### Problem to solve:
Report each line from the listing that the string "Norma" appears in.
▼▼▼
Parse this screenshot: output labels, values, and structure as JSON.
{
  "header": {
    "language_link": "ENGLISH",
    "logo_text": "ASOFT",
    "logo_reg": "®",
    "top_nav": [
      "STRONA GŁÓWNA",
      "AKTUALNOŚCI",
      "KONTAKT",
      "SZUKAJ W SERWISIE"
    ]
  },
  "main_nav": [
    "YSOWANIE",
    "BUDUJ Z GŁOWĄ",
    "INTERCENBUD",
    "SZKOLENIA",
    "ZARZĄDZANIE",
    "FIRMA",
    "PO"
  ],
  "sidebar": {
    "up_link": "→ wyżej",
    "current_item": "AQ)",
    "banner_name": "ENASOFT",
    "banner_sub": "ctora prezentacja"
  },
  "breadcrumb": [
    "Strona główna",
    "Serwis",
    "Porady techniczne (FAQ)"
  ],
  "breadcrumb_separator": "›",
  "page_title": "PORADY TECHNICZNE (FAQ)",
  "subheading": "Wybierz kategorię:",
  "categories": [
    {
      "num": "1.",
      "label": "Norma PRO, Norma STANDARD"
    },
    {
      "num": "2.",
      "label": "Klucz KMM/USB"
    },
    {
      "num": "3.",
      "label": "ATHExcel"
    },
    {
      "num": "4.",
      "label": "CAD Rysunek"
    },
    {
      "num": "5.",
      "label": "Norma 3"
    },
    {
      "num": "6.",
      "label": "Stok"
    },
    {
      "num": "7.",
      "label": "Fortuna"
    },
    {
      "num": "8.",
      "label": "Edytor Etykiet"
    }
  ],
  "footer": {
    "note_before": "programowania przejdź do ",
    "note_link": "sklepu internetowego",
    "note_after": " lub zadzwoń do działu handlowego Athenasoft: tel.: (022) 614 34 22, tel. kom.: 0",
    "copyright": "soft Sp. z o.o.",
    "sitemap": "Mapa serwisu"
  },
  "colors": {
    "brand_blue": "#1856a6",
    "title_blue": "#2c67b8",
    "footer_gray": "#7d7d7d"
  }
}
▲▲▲
### Output for this exercise:
      "label": "Norma PRO, Norma STANDARD"
      "label": "Norma 3"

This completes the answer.